We love to create new visual, tonal, and technical blue prints for existing organs that are tailored and innovative – yet securely founded in the history, engineering, and fine art of pipe organ building.
These are passion projects for us, often infiltrating our dreams with visions of breathtaking instruments that don’t yet exist – but could.
Imagine the Possibilities…
Imagine a 1860 Simmons and Wilcox pipe organ with the addition of a glass trumpet stop and a focal pipe in faceted glass. These drawings help us imagine what it could be like, but do little to show the actual luminous and remarkable quality of the glass, and nothing at all to show the quality of sound that would be produced. But we can imagine it together.
This historic instrument was painstakingly rescued and carefully restored. Some of the many changes made along the way include the addition of several new stops to more fully meet the needs of it’s current congregation. Carved beef bone covers replace the missing original ivory.
A new wind chest was constructed with several new stops. The pedal stops were expanded, and changed to operate electrically. Bellows pumped by hand were replaced with an electric blower, and the original mechanical system was replaced with a modern electro-pneumatic stop action, plus a modern combination system that allows the organist to store and use various tonal combinations. This instrument is a perfect example of the many historic innovations in pipe organ building through the years, and as such, it is a ever-evolving work of fine art and craftsmanship. In fact, most pipe organs of this age are a Frankenstein-like amalgam of old and new, but this is not a flaw. Rather, this is a celebration of the many gifts of innovation God has given His people through the centuries, each one building on the last. Innovation is written all through this jewel of an instrument as if it were written on the pages of a book.
The exceptionally beautiful chestnut casework of this instrument is at home in a church where there are glorious stained glass windows along the other three walls of the sanctuary and in the ceiling. The front of the sanctuary is the only place there is no art glass. Adding a glass stop and a faceted glass focal pipe would be a history-making addition that would bring the sanctuary into visual (and musical) harmony and balance.
The colors of the glass were chosen to match existing art glass in the sanctuary, and the proposed design is as modern as the electro-pneumatic stop action while being respectful of centuries of pipe organ history. Our drawings fail to show the luminous quality and flowing movement in the glass, or the impact that light and reflections have in a sanctuary.
Imagine the possibilities of luminous glass in the pipe organ!
Glass organ pipes by Xaver Wilhelmy.
At the heart of our work as pipe organ builders is the desire to release God’s beauty in the earth. We facilitate worship by taking good care of the instruments we serve, and supporting the musicians that play them. We release God’s “lux aeterna” through our innovative work with glass and we gratefully respect and use the gifts of innovation and beauty that we have been given.
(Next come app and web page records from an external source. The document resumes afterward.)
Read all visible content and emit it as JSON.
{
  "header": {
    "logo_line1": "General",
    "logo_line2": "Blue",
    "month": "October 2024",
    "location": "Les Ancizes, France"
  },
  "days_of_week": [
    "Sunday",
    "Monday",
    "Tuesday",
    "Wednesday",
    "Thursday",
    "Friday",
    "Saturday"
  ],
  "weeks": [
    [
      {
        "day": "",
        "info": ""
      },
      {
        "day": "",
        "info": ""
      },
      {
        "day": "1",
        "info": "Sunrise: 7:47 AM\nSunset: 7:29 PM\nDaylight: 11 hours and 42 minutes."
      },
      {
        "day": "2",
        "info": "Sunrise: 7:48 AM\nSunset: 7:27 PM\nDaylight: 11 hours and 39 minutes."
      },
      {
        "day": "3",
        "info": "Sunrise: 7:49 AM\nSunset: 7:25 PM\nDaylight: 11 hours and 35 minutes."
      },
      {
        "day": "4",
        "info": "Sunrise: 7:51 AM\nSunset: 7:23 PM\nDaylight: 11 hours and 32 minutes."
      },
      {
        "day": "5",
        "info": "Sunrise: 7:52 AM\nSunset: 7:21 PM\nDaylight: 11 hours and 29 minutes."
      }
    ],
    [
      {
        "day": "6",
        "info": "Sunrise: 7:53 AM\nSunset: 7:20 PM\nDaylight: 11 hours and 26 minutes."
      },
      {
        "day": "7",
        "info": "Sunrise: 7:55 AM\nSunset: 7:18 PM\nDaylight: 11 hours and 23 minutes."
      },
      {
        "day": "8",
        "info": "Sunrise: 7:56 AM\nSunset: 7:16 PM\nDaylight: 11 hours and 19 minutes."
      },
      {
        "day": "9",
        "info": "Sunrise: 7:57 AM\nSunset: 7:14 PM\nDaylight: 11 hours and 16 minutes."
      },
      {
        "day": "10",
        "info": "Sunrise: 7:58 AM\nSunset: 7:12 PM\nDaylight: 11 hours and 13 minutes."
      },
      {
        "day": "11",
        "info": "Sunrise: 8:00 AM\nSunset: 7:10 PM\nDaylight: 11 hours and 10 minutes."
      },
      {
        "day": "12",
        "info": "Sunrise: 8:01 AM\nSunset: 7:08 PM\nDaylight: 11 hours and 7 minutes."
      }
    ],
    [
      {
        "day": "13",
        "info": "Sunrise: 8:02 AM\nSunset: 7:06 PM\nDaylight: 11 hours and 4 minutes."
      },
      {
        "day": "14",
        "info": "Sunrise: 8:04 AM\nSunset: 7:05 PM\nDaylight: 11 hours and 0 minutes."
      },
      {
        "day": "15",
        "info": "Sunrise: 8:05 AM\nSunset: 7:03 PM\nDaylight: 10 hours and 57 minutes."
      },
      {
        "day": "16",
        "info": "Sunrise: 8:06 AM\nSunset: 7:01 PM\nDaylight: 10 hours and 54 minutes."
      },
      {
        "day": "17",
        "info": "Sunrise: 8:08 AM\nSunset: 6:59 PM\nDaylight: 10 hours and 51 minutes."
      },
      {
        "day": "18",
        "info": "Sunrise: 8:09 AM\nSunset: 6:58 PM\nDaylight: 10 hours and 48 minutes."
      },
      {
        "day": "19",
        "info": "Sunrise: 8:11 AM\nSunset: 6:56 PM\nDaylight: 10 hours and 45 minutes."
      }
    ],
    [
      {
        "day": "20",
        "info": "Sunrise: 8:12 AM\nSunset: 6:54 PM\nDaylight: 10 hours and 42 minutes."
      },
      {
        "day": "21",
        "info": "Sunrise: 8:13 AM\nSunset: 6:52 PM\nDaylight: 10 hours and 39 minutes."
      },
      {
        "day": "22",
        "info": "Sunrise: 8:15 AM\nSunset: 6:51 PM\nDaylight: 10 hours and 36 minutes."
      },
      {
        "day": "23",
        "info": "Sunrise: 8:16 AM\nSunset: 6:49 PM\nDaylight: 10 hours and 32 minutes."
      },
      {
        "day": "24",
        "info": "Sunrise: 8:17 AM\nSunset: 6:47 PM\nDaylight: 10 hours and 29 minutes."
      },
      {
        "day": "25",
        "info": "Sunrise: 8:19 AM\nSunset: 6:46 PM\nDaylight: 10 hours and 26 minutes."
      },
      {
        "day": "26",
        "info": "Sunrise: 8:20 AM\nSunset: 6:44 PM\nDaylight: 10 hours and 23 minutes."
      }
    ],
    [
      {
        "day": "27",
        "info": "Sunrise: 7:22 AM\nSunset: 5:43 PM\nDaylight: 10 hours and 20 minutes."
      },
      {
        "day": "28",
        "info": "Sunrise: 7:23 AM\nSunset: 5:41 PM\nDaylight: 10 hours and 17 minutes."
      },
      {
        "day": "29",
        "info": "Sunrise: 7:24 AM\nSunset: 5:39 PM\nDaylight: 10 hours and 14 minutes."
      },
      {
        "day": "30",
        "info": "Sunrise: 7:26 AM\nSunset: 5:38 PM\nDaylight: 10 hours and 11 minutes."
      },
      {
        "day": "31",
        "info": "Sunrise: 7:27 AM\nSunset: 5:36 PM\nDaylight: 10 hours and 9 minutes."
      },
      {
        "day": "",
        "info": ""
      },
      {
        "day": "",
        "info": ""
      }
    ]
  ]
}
There have been many innovations in the last five centuries of pipe organ building, many of them represented in this single instrument as it has evolved. The addition of the trumpet stop along with the center faceted glass pipe would be a history in the making. Together we can release light, beauty, and grace into the earth.
imagine the possibilities…
Contact us to imagine a glass addition to your existing organ or to explore using glass in a new pipe organ design. Anything is possible – from subtle to spectacular and everything in between.